    P. cembra
    P. mugo
    Impatto dei cambiamenti climatici sulla biodiversita' in Trentino
  • Bayesian analysis
    Bayenv Coop et al. Genetics 2010
    N of SNPs with
    BF factor > 3
    3
    2
    1
    4
    MAF and PC2 score
    A. alba
    PC2 seasonal T min, T min coldest month, T mean driest quarter
  • Preliminary conclusion
    1. Population structure analysis:
    In general, each species showed a certain demographic structure mainly correlated with geography.
    2. Genetic data and climatic data:
    - In general, samples sites can be grouped mainly according to seasonal temperature and precipitation.

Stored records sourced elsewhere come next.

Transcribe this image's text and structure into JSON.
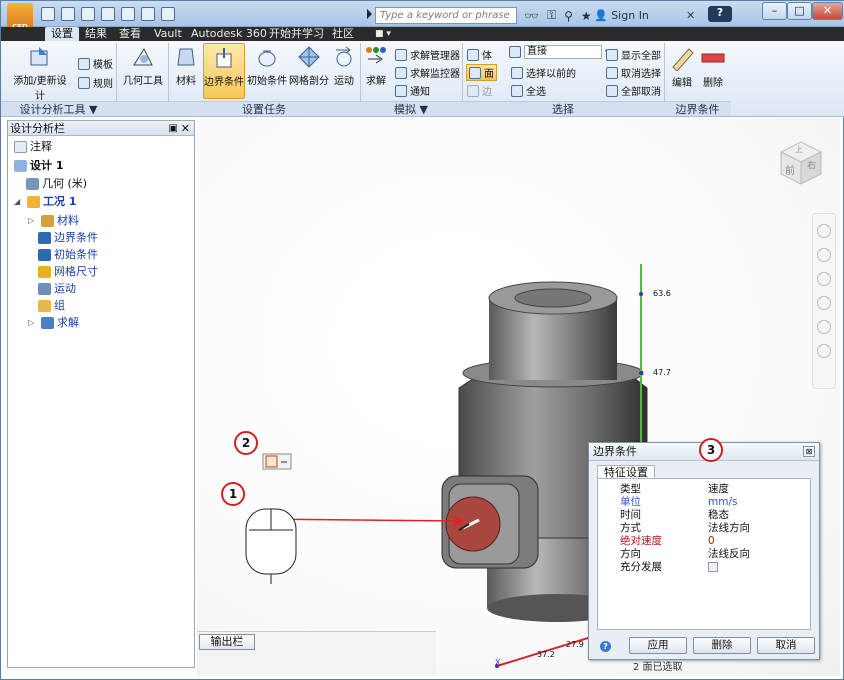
{
  "qat": {
    "search_placeholder": "Type a keyword or phrase",
    "sign_in": "Sign In"
  },
  "tabs": [
    "设置",
    "结果",
    "查看",
    "Vault",
    "Autodesk 360",
    "开始并学习",
    "社区"
  ],
  "ribbon": {
    "btn_add_update": "添加/更新设计",
    "btn_template": "模板",
    "btn_rules": "规则",
    "btn_geometry_tools": "几何工具",
    "btn_material": "材料",
    "btn_boundary": "边界条件",
    "btn_initial": "初始条件",
    "btn_mesh": "网格剖分",
    "btn_motion": "运动",
    "btn_solve": "求解",
    "btn_solve_manager": "求解管理器",
    "btn_solve_monitor": "求解监控器",
    "btn_notify": "通知",
    "btn_body": "体",
    "btn_face": "面",
    "btn_edge": "边",
    "select_direct": "直接",
    "btn_select_prev": "选择以前的",
    "btn_select_all": "全选",
    "btn_show_all": "显示全部",
    "btn_cancel_select": "取消选择",
    "btn_cancel_all": "全部取消",
    "btn_edit": "编辑",
    "btn_delete": "删除",
    "group_design_tools": "设计分析工具 ▼",
    "group_setup_tasks": "设置任务",
    "group_simulation": "模拟 ▼",
    "group_selection": "选择",
    "group_boundary": "边界条件"
  },
  "panel": {
    "title": "设计分析栏",
    "items": [
      "注释",
      "设计 1",
      "几何 (米)",
      "工况 1",
      "材料",
      "边界条件",
      "初始条件",
      "网格尺寸",
      "运动",
      "组",
      "求解"
    ]
  },
  "output_tab": "输出栏",
  "axis_labels": [
    "63.6",
    "47.7",
    "37.2",
    "27.9"
  ],
  "axis_letter": "X",
  "bottom_text": "2 面已选取",
  "viewcube": {
    "front": "前",
    "right": "右",
    "top": "上"
  },
  "dialog": {
    "title": "边界条件",
    "section": "特征设置",
    "rows": [
      {
        "k": "类型",
        "v": "速度"
      },
      {
        "k": "单位",
        "v": "mm/s"
      },
      {
        "k": "时间",
        "v": "稳态"
      },
      {
        "k": "方式",
        "v": "法线方向"
      },
      {
        "k": "绝对速度",
        "v": "0"
      },
      {
        "k": "方向",
        "v": "法线反向"
      },
      {
        "k": "充分发展",
        "v": ""
      }
    ],
    "btn_apply": "应用",
    "btn_delete": "删除",
    "btn_cancel": "取消"
  },
  "callouts": [
    "1",
    "2",
    "3"
  ]
}
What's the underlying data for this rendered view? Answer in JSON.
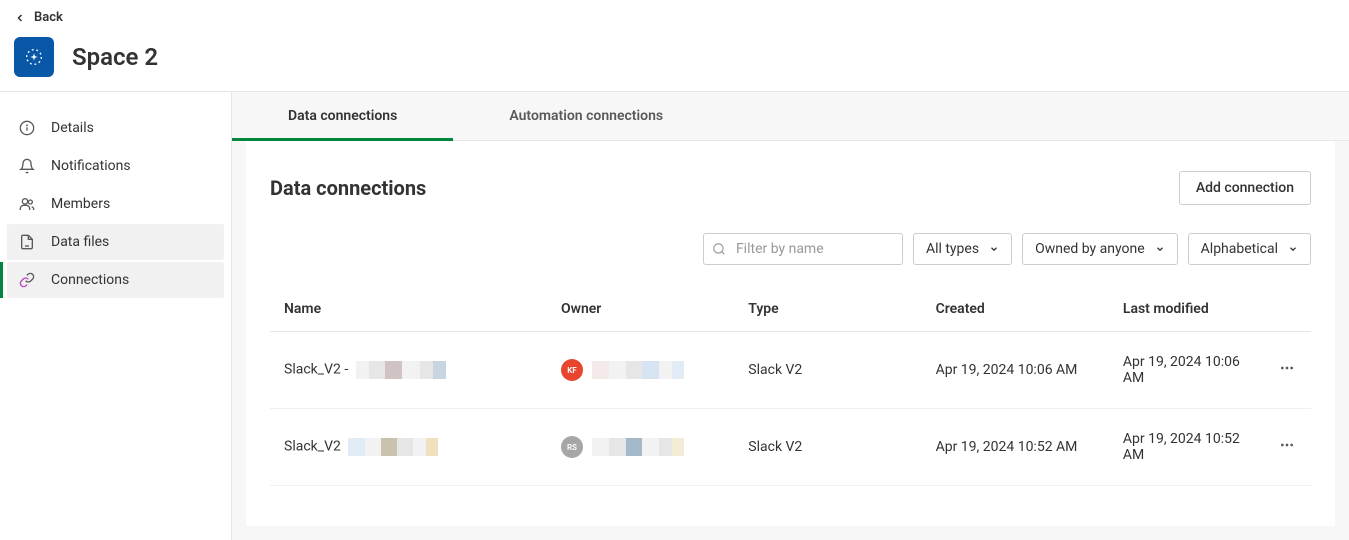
{
  "header": {
    "back_label": "Back",
    "space_title": "Space 2"
  },
  "sidebar": {
    "items": [
      {
        "label": "Details",
        "icon": "info-icon",
        "active": false
      },
      {
        "label": "Notifications",
        "icon": "bell-icon",
        "active": false
      },
      {
        "label": "Members",
        "icon": "members-icon",
        "active": false
      },
      {
        "label": "Data files",
        "icon": "file-icon",
        "active": false,
        "hover": true
      },
      {
        "label": "Connections",
        "icon": "connections-icon",
        "active": true
      }
    ]
  },
  "tabs": [
    {
      "label": "Data connections",
      "active": true
    },
    {
      "label": "Automation connections",
      "active": false
    }
  ],
  "panel": {
    "title": "Data connections",
    "add_button": "Add connection",
    "search_placeholder": "Filter by name",
    "filter_type": "All types",
    "filter_owner": "Owned by anyone",
    "sort": "Alphabetical"
  },
  "table": {
    "columns": [
      "Name",
      "Owner",
      "Type",
      "Created",
      "Last modified"
    ],
    "rows": [
      {
        "name": "Slack_V2 -",
        "owner_initials": "KF",
        "owner_color": "red",
        "type": "Slack V2",
        "created": "Apr 19, 2024 10:06 AM",
        "modified": "Apr 19, 2024 10:06 AM"
      },
      {
        "name": "Slack_V2",
        "owner_initials": "RS",
        "owner_color": "grey",
        "type": "Slack V2",
        "created": "Apr 19, 2024 10:52 AM",
        "modified": "Apr 19, 2024 10:52 AM"
      }
    ]
  }
}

    - The majority of the SNPs which had BFs greater than three were found in PC1, with the exception of A. alba.
    3. Future developments:
    • completing and integrating the existing analysis on the relation between genetic data and climatic data;
    • exploring the interactions between species sharing the same habitat;
    • autocorrelation analysis on individual trees;
    • looking at the altitudinal gradient and soil type at local scale (Trentino-Alto Adige).
    CONSERVATION STRATEGIES
  • Acknowledgments
    Funding: